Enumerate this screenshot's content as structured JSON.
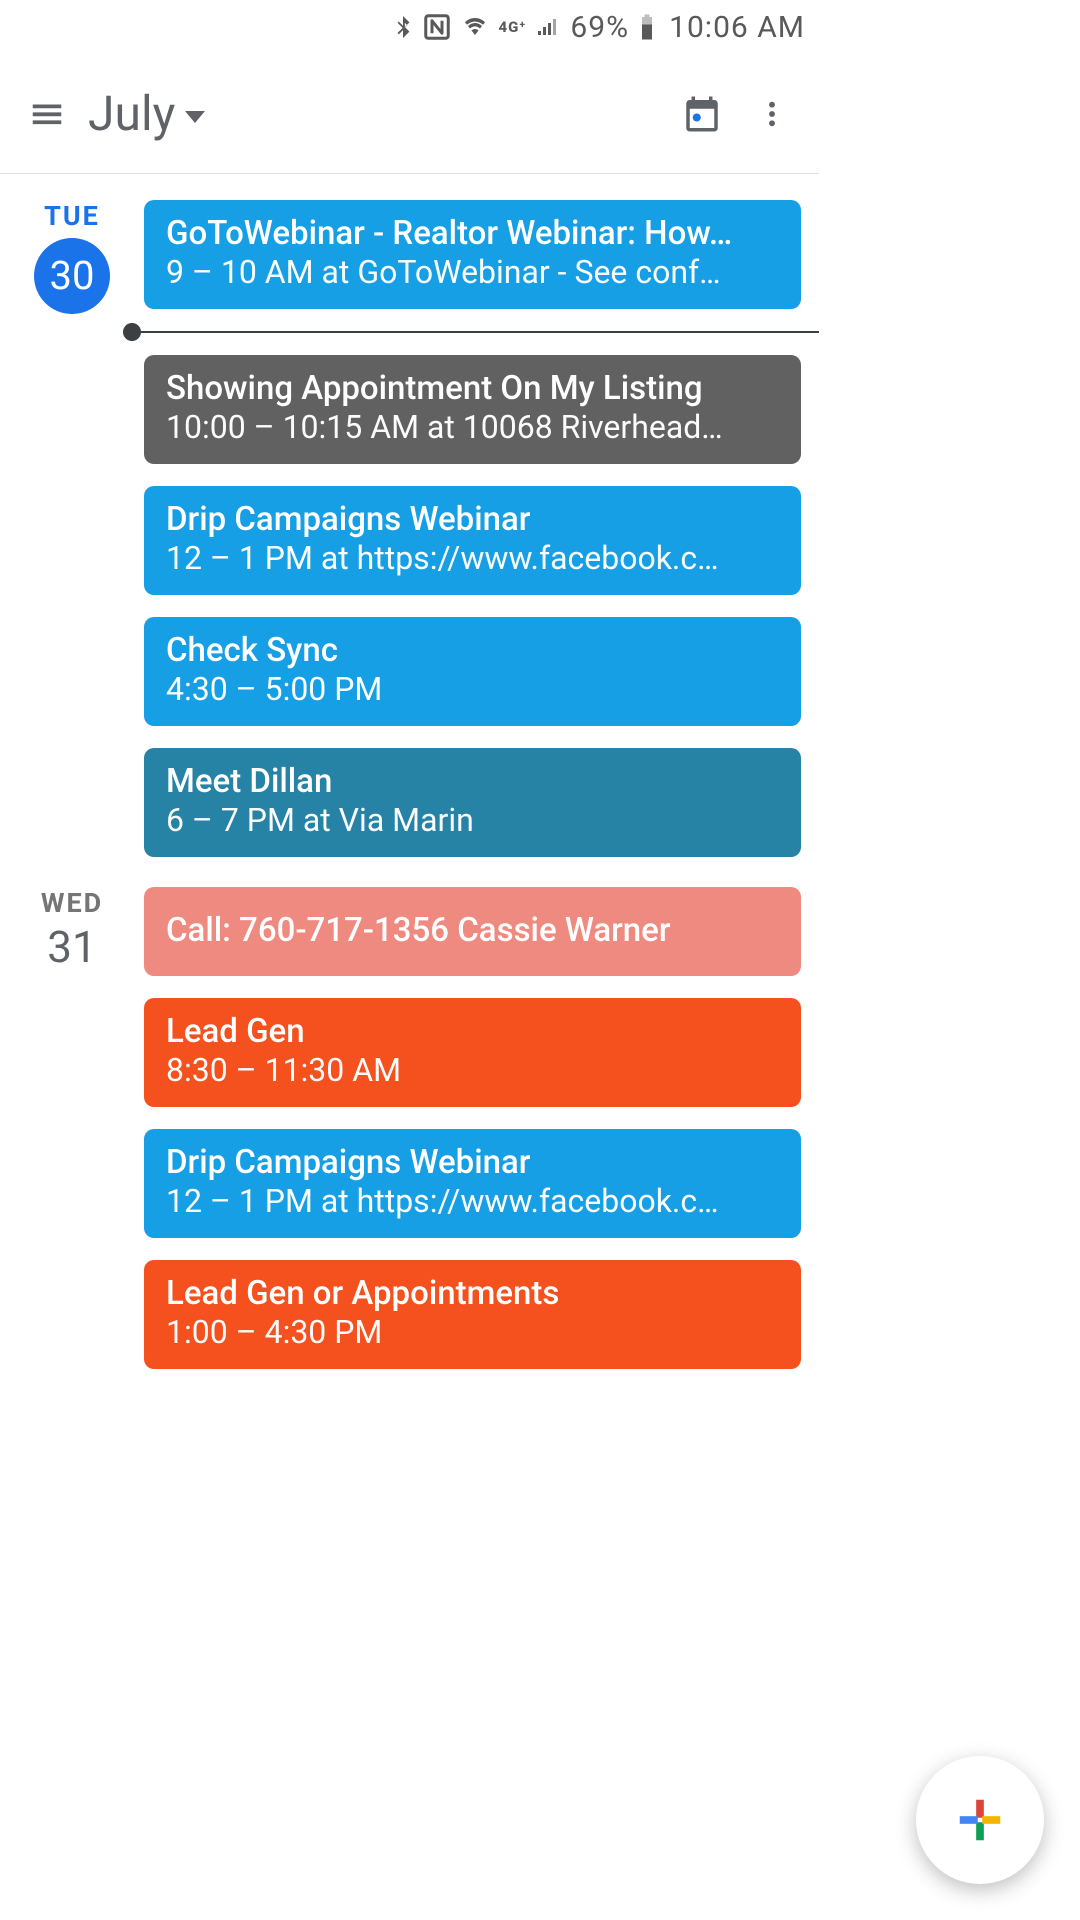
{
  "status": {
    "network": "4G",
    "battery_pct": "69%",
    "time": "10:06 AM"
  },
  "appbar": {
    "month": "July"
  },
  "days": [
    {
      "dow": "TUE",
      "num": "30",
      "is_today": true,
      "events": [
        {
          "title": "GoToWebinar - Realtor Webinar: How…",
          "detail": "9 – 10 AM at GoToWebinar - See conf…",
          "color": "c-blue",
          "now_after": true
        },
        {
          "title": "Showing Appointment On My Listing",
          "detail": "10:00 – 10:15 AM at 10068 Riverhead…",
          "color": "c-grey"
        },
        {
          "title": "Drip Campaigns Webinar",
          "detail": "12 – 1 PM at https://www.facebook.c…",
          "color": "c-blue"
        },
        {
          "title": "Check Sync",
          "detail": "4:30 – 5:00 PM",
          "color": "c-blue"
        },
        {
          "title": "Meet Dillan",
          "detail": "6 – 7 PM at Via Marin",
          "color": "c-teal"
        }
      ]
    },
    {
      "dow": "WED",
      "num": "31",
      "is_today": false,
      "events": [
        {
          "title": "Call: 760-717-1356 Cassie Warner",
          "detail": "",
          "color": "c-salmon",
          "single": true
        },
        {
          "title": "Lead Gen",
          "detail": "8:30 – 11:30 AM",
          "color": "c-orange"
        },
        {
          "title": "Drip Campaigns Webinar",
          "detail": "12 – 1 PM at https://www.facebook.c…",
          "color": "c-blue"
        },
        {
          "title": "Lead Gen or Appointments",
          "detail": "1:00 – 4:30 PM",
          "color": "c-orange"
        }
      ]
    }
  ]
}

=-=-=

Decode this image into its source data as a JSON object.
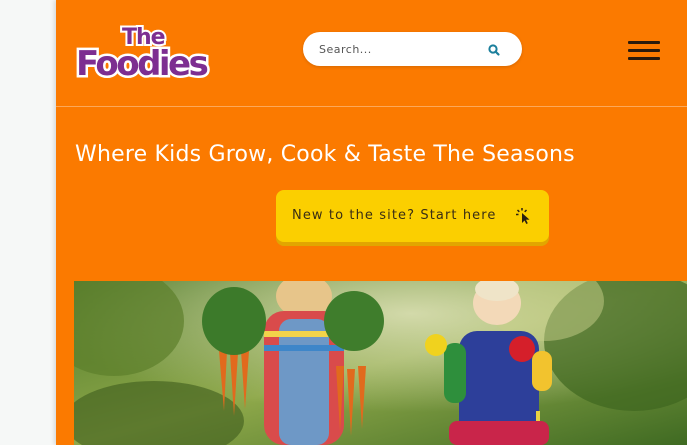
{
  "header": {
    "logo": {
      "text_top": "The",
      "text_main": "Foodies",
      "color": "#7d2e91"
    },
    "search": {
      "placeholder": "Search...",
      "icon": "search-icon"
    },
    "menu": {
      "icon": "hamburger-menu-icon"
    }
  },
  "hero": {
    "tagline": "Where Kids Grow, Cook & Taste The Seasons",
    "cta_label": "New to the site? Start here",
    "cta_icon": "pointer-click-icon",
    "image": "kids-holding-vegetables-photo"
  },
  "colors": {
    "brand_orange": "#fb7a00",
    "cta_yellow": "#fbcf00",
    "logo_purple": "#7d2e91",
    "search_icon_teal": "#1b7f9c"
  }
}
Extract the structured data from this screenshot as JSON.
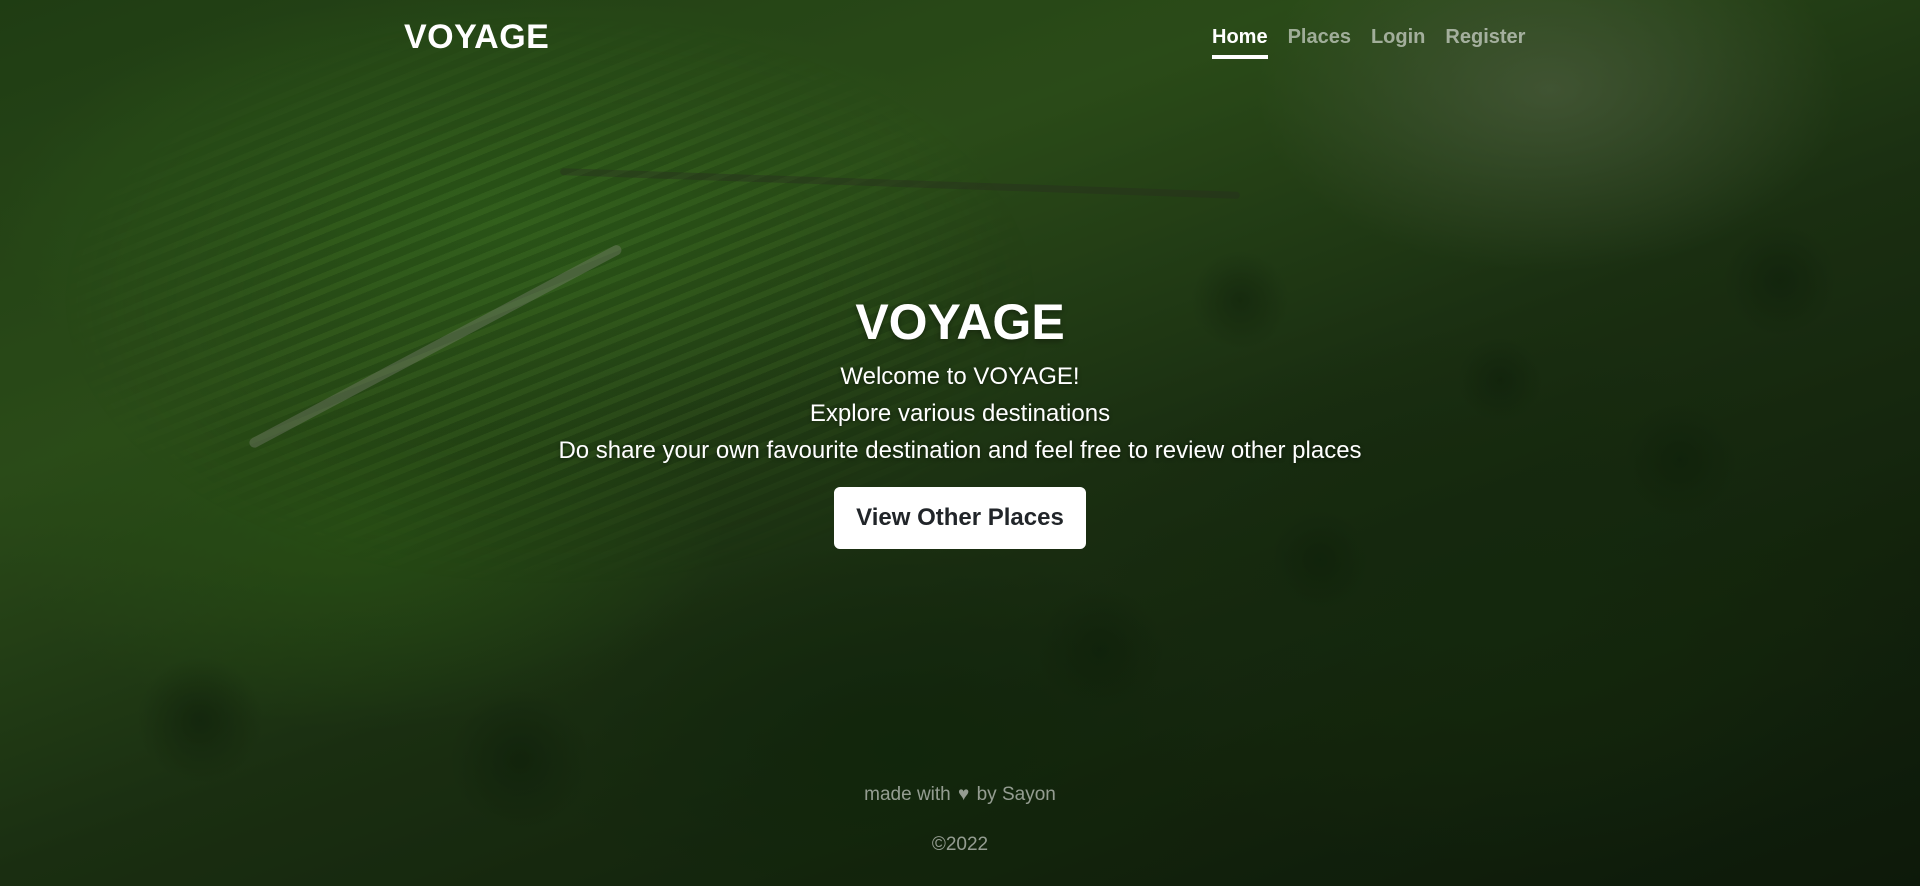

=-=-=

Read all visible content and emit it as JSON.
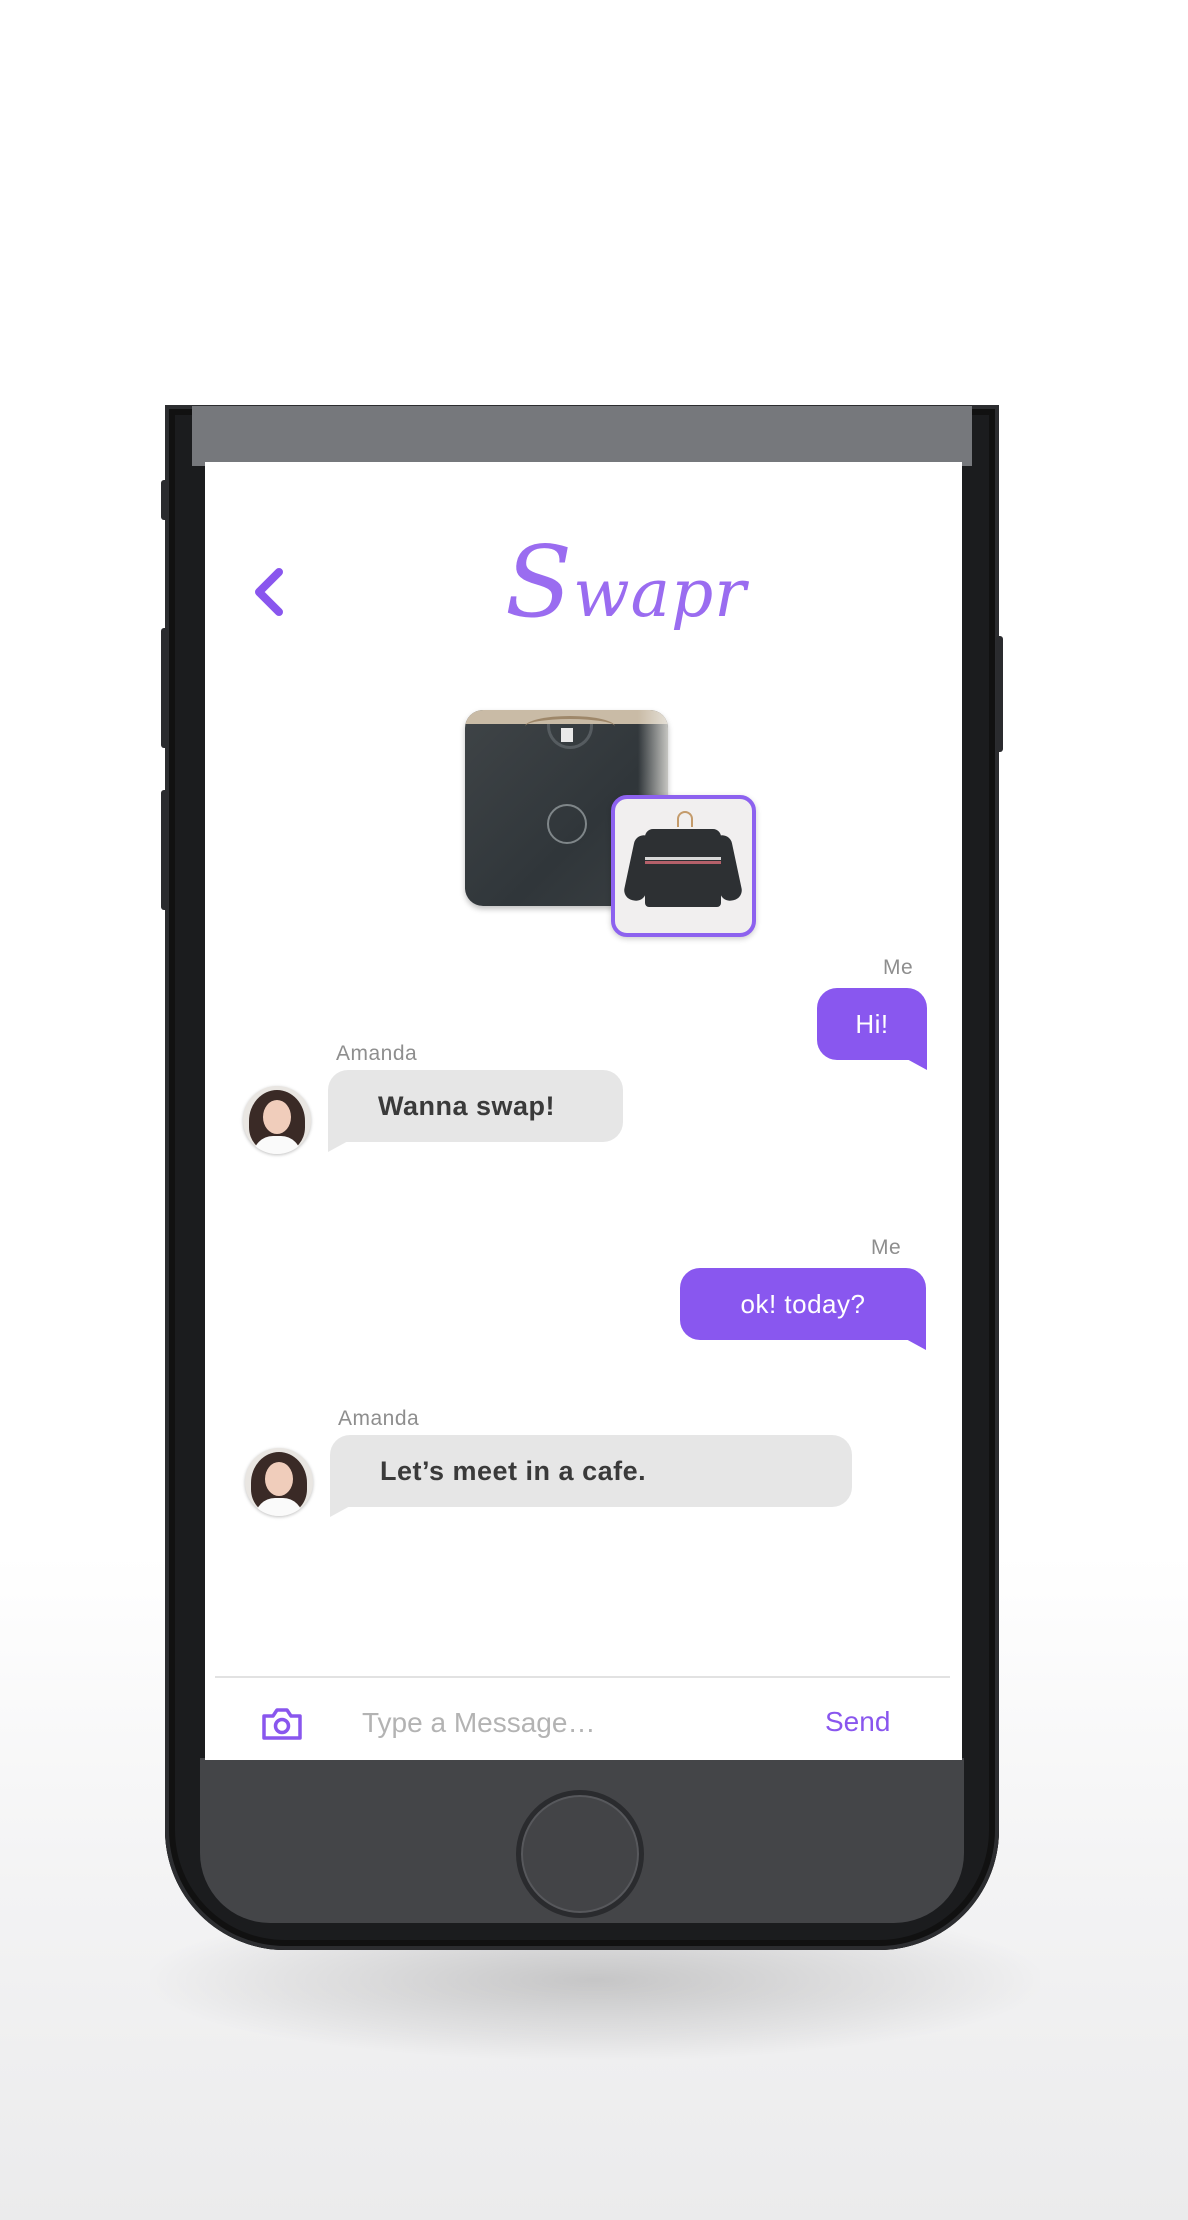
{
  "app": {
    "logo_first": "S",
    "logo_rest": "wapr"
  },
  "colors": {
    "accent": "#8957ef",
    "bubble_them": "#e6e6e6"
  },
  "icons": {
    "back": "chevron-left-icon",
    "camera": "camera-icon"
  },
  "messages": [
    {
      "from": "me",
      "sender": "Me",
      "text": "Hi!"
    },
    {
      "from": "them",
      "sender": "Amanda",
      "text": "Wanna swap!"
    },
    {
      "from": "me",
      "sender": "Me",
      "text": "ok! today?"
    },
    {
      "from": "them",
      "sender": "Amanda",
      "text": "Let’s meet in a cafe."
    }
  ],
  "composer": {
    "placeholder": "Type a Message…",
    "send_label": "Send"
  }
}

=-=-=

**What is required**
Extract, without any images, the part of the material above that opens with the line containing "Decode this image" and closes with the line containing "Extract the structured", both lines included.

**Answer to this task**
Decode this image into its source data as a JSON object.
{
  "header": {
    "logo": {
      "text_top": "The",
      "text_main": "Foodies",
      "color": "#7d2e91"
    },
    "search": {
      "placeholder": "Search...",
      "icon": "search-icon"
    },
    "menu": {
      "icon": "hamburger-menu-icon"
    }
  },
  "hero": {
    "tagline": "Where Kids Grow, Cook & Taste The Seasons",
    "cta_label": "New to the site? Start here",
    "cta_icon": "pointer-click-icon",
    "image": "kids-holding-vegetables-photo"
  },
  "colors": {
    "brand_orange": "#fb7a00",
    "cta_yellow": "#fbcf00",
    "logo_purple": "#7d2e91",
    "search_icon_teal": "#1b7f9c"
  }
}
Extract the structured data from this screenshot as JSON.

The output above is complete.